Images: Daylily Anatomy picture and Hemerocallis Daylily "Ed Murray"
This may be more than you ever wanted to know about the parts of a daylily. Before you zone out, it will help you to know a little about the names of parts should you decide to catch the Daylily Madness disease. It will even help the person who orders from pictures and printed descriptions.
Here is a description of Ed Murray Daylily from an Oakes Daylily on-line catalog http://www.oakesdaylilies.com/
ED MURRAY: * 4" bloom, 30" tall, Mid Season, Dormant One of the best darks - winner of the Stout Medal and the Lenington All American Award - count on it for gorgeous blooms and dependable performance. Hybridized by Grovatt, Registered 1971. Blooms June and July. Full sun, Zone 3-9.
Compare this description to the picture I have posted of my Ed Murray. Here's what catalogs don't usually have space to tell you:
- It is a mahogany dark red. The Petals are darker than the Sepals.
- The Stout Medal is given by the American Hemerocallis Society each year to the Best of the Breed and is the A.H.S.'s highest award. The Lenington All American Award is for the Best Performer Over a Wide Geographic Area. Both these awards tell you a lot about the lily.
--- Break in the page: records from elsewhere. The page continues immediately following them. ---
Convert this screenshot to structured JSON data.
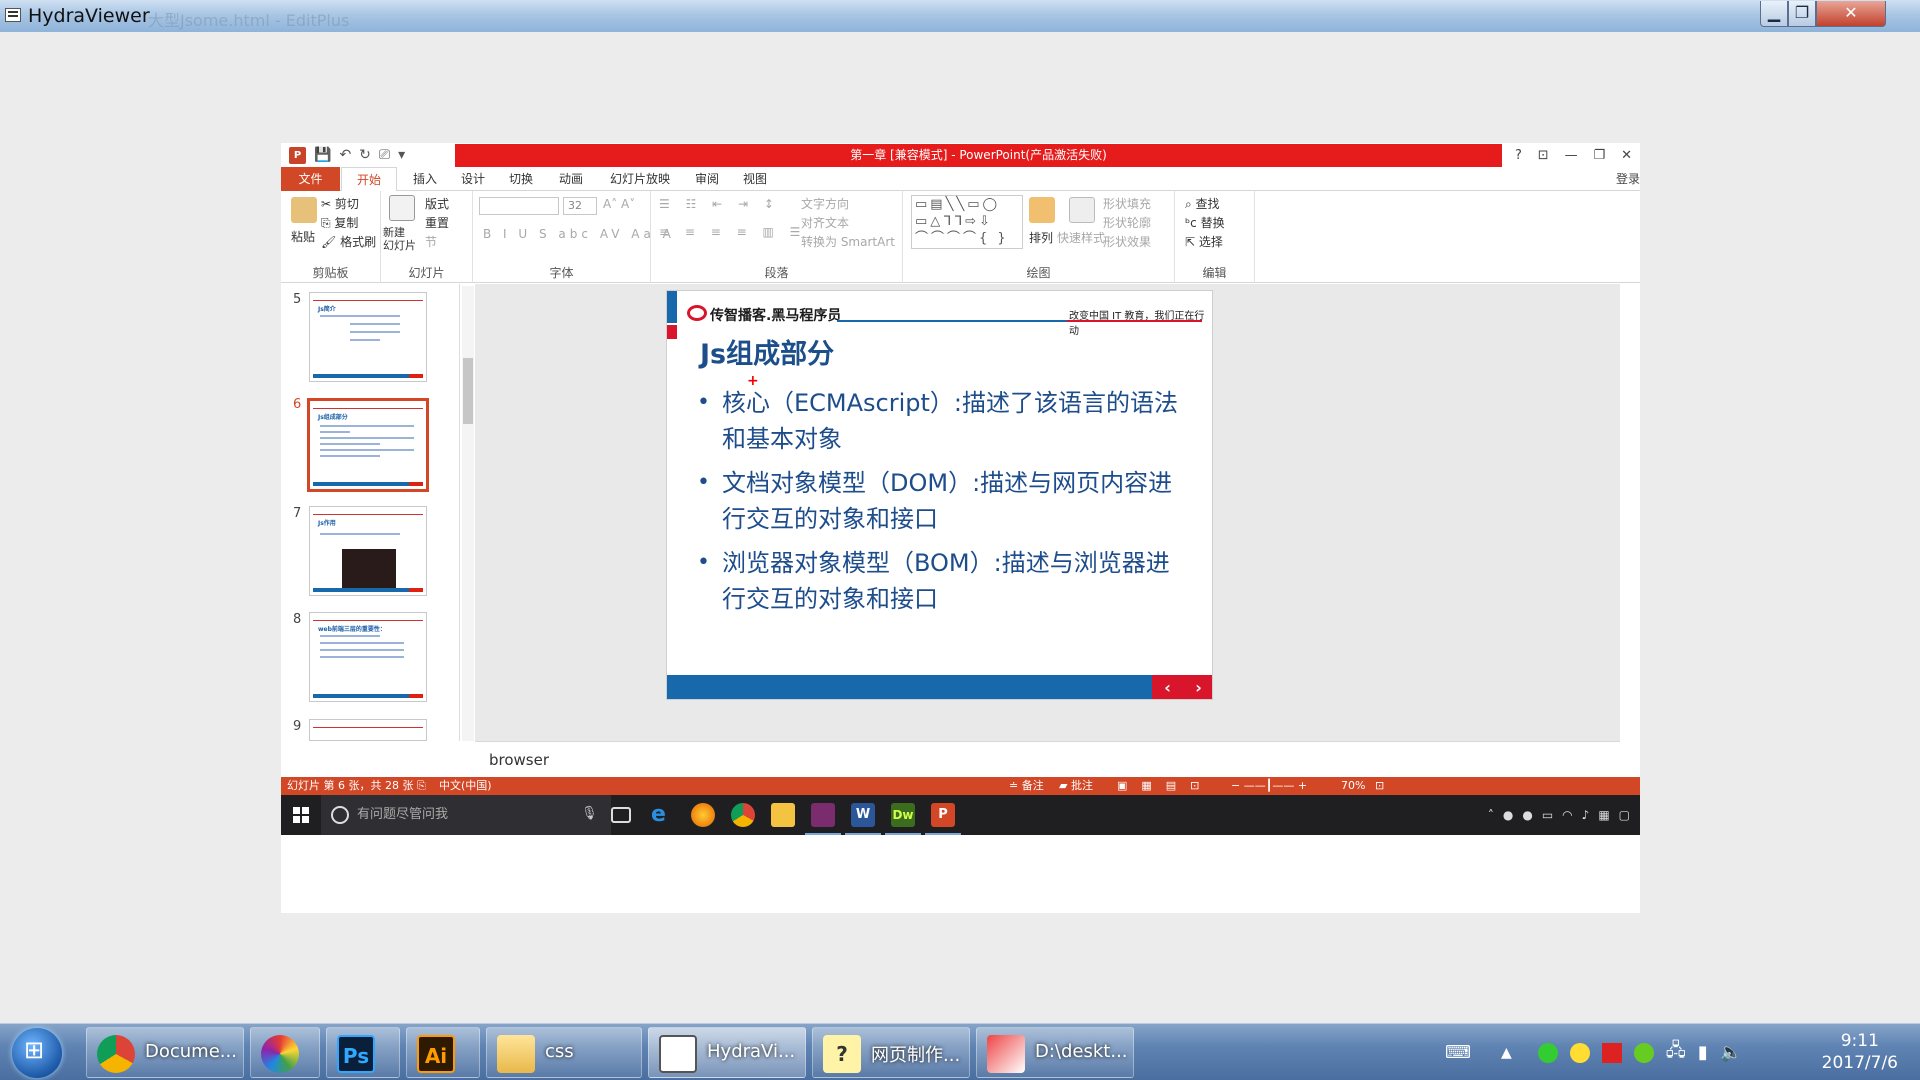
{
  "outer_window": {
    "title": "HydraViewer",
    "ghost_title": "大型Jsome.html - EditPlus",
    "min_icon": "minimize-icon",
    "max_icon": "maximize-icon",
    "close_icon": "close-icon"
  },
  "ppt": {
    "title": "第一章 [兼容模式] -  PowerPoint(产品激活失败)",
    "title_controls": [
      "?",
      "⊡",
      "—",
      "❐",
      "✕"
    ],
    "tabs": [
      "文件",
      "开始",
      "插入",
      "设计",
      "切换",
      "动画",
      "幻灯片放映",
      "审阅",
      "视图"
    ],
    "login": "登录",
    "ribbon": {
      "clipboard": {
        "paste": "粘贴",
        "cut": "剪切",
        "copy": "复制",
        "format_painter": "格式刷",
        "label": "剪贴板"
      },
      "slides": {
        "new_slide": "新建\n幻灯片",
        "layout": "版式",
        "reset": "重置",
        "section": "节",
        "label": "幻灯片"
      },
      "font": {
        "font_size": "32",
        "label": "字体"
      },
      "paragraph": {
        "text_direction": "文字方向",
        "align_text": "对齐文本",
        "smartart": "转换为 SmartArt",
        "label": "段落"
      },
      "drawing": {
        "arrange": "排列",
        "quick_styles": "快速样式",
        "shape_fill": "形状填充",
        "shape_outline": "形状轮廓",
        "shape_effects": "形状效果",
        "label": "绘图"
      },
      "editing": {
        "find": "查找",
        "replace": "替换",
        "select": "选择",
        "label": "编辑"
      }
    },
    "thumbnails": [
      {
        "num": "5",
        "title": "Js简介",
        "active": false
      },
      {
        "num": "6",
        "title": "Js组成部分",
        "active": true
      },
      {
        "num": "7",
        "title": "Js作用",
        "active": false
      },
      {
        "num": "8",
        "title": "web前端三层的重要性：",
        "active": false
      },
      {
        "num": "9",
        "title": "",
        "active": false
      }
    ],
    "slide": {
      "brand": "传智播客.黑马程序员",
      "slogan": "改变中国 IT 教育，我们正在行动",
      "title": "Js组成部分",
      "bullets": [
        "核心（ECMAscript）:描述了该语言的语法和基本对象",
        "文档对象模型（DOM）:描述与网页内容进行交互的对象和接口",
        "浏览器对象模型（BOM）:描述与浏览器进行交互的对象和接口"
      ],
      "nav_prev": "‹",
      "nav_next": "›"
    },
    "notes": "browser",
    "status": {
      "slide_info": "幻灯片 第 6 张，共 28 张",
      "language": "中文(中国)",
      "notes_btn": "备注",
      "comments_btn": "批注",
      "zoom": "70%"
    }
  },
  "win10_taskbar": {
    "search_placeholder": "有问题尽管问我"
  },
  "w7_taskbar": {
    "items": [
      {
        "label": "Docume...",
        "icon": "chrome-icon"
      },
      {
        "label": "",
        "icon": "picasa-icon"
      },
      {
        "label": "",
        "icon": "photoshop-icon",
        "glyph": "Ps"
      },
      {
        "label": "",
        "icon": "illustrator-icon",
        "glyph": "Ai"
      },
      {
        "label": "css",
        "icon": "folder-icon"
      },
      {
        "label": "HydraVi...",
        "icon": "hydraviewer-icon"
      },
      {
        "label": "网页制作...",
        "icon": "help-icon"
      },
      {
        "label": "D:\\deskt...",
        "icon": "editplus-icon"
      }
    ],
    "clock_time": "9:11",
    "clock_date": "2017/7/6"
  }
}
- Dependable expands to mean it spreads better than most and easily divides.
- Zone 3-9 means it does not have winter kill in the coldest our area has to offer.
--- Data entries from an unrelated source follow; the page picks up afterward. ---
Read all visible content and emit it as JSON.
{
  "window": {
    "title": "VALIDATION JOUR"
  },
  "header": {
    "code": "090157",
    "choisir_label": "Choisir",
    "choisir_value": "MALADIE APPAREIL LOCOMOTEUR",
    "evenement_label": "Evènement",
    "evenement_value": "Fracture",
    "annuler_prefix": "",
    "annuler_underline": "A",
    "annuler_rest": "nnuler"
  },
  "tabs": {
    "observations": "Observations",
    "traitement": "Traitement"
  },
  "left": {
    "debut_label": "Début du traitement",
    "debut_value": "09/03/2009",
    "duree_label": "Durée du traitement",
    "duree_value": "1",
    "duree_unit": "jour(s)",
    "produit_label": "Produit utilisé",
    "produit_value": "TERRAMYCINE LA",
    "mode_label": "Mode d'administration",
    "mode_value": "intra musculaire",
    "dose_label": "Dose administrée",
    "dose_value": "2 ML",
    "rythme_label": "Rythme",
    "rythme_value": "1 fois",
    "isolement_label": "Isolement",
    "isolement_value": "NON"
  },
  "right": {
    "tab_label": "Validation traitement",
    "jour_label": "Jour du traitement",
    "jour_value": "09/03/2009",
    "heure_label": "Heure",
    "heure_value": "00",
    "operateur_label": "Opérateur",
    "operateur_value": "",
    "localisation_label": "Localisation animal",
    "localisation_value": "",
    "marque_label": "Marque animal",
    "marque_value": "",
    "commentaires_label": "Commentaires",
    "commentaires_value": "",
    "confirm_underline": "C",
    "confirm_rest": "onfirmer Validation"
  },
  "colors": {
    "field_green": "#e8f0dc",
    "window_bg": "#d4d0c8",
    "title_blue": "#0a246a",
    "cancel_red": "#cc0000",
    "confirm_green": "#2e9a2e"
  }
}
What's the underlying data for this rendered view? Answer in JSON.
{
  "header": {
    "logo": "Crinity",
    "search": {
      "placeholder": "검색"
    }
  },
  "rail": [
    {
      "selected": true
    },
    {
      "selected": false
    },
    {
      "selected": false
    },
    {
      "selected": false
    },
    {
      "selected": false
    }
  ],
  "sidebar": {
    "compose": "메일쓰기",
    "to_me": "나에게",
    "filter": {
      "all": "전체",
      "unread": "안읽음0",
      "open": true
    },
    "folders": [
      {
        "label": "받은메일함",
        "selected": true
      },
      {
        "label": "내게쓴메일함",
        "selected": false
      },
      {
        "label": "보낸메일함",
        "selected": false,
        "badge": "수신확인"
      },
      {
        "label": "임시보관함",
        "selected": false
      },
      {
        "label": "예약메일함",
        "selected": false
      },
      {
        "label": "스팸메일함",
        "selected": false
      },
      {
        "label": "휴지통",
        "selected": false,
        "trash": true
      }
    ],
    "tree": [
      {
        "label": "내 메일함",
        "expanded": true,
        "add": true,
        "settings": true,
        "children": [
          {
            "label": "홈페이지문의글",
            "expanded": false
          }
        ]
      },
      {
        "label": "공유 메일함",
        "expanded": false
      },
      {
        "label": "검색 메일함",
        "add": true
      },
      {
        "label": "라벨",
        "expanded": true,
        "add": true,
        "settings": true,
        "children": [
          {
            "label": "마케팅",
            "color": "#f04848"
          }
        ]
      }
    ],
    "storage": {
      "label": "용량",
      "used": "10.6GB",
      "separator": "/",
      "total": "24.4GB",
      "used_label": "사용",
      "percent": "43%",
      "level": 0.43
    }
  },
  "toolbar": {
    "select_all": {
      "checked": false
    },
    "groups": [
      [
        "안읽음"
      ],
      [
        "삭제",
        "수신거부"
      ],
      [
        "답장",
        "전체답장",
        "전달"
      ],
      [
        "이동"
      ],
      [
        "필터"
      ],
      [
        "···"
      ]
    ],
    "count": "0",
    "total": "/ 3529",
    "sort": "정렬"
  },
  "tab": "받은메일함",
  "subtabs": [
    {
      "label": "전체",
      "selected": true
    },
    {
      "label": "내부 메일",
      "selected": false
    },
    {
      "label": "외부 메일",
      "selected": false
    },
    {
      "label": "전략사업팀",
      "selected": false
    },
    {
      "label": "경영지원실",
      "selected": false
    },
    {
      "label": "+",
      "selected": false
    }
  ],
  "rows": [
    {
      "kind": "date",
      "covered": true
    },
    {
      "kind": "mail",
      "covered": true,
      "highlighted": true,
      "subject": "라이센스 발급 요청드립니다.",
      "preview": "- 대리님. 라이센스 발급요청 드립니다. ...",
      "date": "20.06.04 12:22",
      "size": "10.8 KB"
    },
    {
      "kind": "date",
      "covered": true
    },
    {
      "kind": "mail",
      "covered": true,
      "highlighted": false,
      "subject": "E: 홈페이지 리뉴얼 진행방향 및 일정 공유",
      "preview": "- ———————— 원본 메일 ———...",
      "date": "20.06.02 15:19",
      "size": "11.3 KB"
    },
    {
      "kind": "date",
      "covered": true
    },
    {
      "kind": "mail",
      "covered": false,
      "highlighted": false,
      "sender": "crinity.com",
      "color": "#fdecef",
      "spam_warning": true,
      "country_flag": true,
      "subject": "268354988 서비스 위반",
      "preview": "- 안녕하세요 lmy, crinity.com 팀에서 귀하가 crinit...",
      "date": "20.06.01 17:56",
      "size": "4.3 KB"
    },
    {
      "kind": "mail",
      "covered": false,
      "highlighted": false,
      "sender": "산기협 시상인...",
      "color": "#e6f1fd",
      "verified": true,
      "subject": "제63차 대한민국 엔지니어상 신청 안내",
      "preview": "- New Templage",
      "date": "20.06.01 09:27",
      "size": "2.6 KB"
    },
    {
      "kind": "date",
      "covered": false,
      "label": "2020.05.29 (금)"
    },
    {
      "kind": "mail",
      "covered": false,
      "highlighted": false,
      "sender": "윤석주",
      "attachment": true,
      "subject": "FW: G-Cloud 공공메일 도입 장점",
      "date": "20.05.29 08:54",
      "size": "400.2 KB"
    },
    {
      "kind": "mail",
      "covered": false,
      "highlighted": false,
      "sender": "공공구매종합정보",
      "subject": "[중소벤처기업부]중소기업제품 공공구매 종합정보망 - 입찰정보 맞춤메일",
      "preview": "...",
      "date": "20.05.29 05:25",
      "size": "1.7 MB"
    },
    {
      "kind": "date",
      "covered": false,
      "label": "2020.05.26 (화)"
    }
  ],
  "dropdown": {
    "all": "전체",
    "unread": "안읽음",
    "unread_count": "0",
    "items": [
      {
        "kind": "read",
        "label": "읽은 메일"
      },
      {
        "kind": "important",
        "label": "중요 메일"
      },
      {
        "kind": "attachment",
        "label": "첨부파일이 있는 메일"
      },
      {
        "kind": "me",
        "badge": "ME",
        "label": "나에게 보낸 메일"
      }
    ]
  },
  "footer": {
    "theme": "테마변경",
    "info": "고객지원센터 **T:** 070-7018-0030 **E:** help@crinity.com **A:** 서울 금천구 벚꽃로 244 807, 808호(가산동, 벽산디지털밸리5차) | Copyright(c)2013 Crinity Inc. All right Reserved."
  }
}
- Registered 1971 means it's so popular with growers that it is still featured in catalogs after 38 yrs.
- 4 inch bloom, in this case, means from tip to tip of the Petals. It also means on average.
- 30 inch scapes is the average height of the flower stem. The height of the leaves are not measured.
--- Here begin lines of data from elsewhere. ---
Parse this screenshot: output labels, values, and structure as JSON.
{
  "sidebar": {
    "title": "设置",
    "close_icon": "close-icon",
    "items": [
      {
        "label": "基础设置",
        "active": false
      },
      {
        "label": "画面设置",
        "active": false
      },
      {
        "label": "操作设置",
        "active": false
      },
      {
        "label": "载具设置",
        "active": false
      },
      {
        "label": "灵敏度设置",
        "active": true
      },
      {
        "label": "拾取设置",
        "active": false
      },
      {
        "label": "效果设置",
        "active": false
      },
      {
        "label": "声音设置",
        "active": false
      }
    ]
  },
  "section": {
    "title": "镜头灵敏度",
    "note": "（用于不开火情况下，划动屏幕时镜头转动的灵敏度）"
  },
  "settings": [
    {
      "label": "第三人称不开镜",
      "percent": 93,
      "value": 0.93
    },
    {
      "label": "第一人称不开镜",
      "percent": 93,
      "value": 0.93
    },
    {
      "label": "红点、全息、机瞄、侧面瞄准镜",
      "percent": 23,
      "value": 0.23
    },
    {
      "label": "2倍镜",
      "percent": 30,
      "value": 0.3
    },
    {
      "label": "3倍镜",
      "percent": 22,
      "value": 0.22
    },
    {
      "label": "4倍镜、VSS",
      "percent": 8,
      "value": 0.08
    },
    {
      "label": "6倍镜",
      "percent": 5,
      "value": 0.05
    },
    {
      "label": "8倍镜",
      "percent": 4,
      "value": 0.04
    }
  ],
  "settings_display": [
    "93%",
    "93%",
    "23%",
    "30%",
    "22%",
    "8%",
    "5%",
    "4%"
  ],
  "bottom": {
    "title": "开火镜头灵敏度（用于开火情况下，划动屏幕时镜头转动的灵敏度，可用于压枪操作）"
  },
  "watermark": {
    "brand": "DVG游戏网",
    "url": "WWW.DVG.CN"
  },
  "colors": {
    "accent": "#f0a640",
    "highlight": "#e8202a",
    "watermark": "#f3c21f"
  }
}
- Gorgeous blooms is in the eye of the beholder. I do agree Ed Murray is a beautiful daylily.
- Blooms June-July does not mean June 1st to July 30. My Ed Murray just started blooming June 29 but will probably bloom a good two months.